... The San Luis National Wildlife Refuge Complex is managed by the U.S Fish Wildlife Service and is composed of the San Luis National Wildlife Refuge, Merced National Wildlife ... The refuge units are located in the northern San Joaquin Valley of California in Merced and Stanislaus Counties ... out of Los Banos, California and uses the Sierra National Forest Emergency Communication Center located in Fresno, California for Emergency dispatch ...
... The Fish and Wildlife Act of 1956 established a comprehensive national fish and wildlife policy and broadened the authority for acquisition and development of refuges ... demands for recreational activities after World War II, Congress passed the Refuge Recreation Act of 1962 ... This Act authorized the recreational use of refuges when such uses did not interfere with the area's primary purposes and when sufficient funds were available to ...
Famous quotes containing the words refuge, national and/or wildlife:
“The only refuge left to us was the poets ivory tower, which we climbed, ever higher, to isolate ourselves from the mob.”
—Gérard De Nerval (18081855)
“Thinking is the most unhealthy thing in the world, and people die of it just as they die of any other disease. Fortunately, in England at any rate, thought is not catching. Our splendid physique as a people is entirely due to our national stupidity.”
—Oscar Wilde (18541900)

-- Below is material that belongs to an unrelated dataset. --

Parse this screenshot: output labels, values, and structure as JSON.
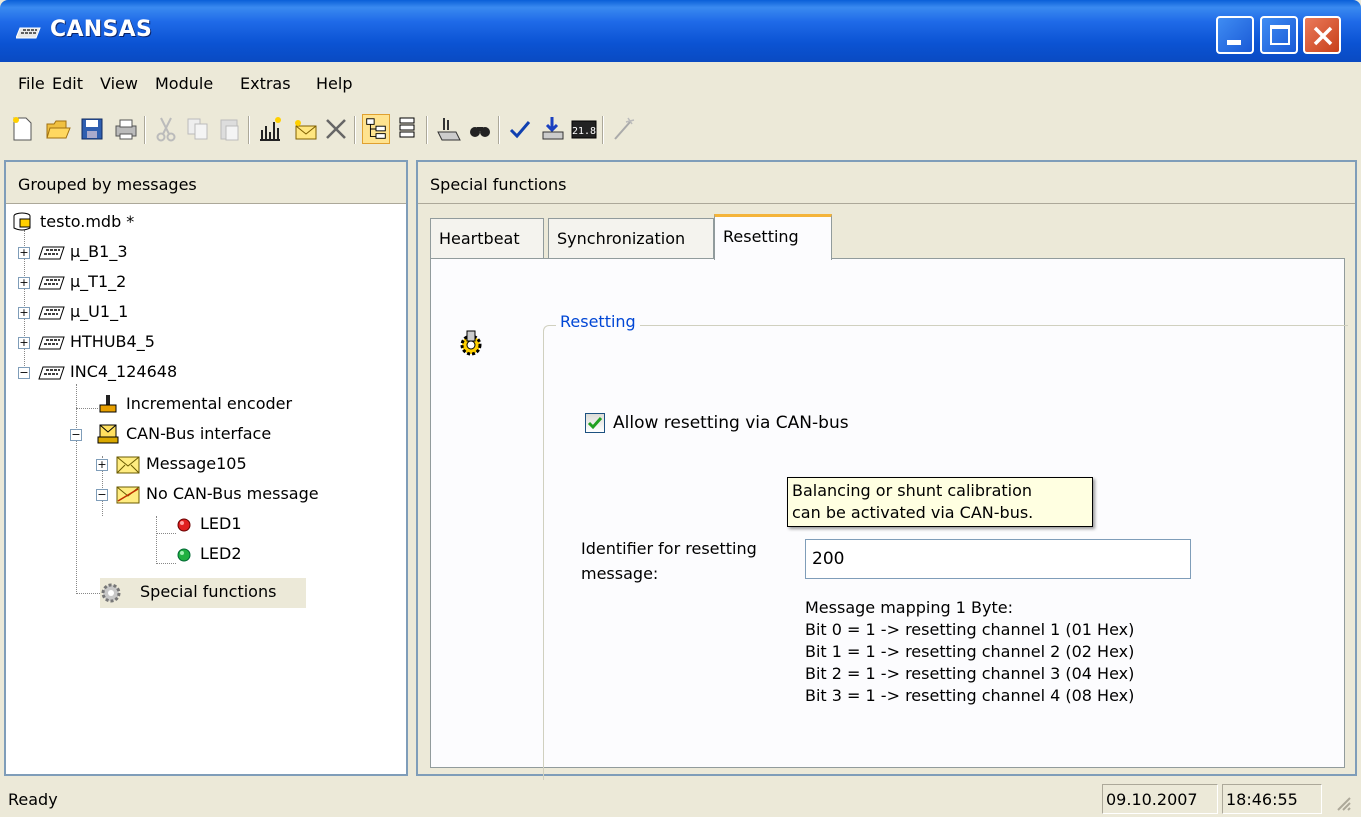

“Russian forests crash down under the axe, billions of trees are dying, the habitations of animals and birds are layed waste, rivers grow shallow and dry up, marvelous landscapes are disappearing forever.... Man is endowed with creativity in order to multiply that which has been given him; he has not created, but destroyed. There are fewer and fewer forests, rivers are drying up, wildlife has become extinct, the climate is ruined, and the earth is becoming ever poorer and uglier.”
—Anton Pavlovich Chekhov (18601904)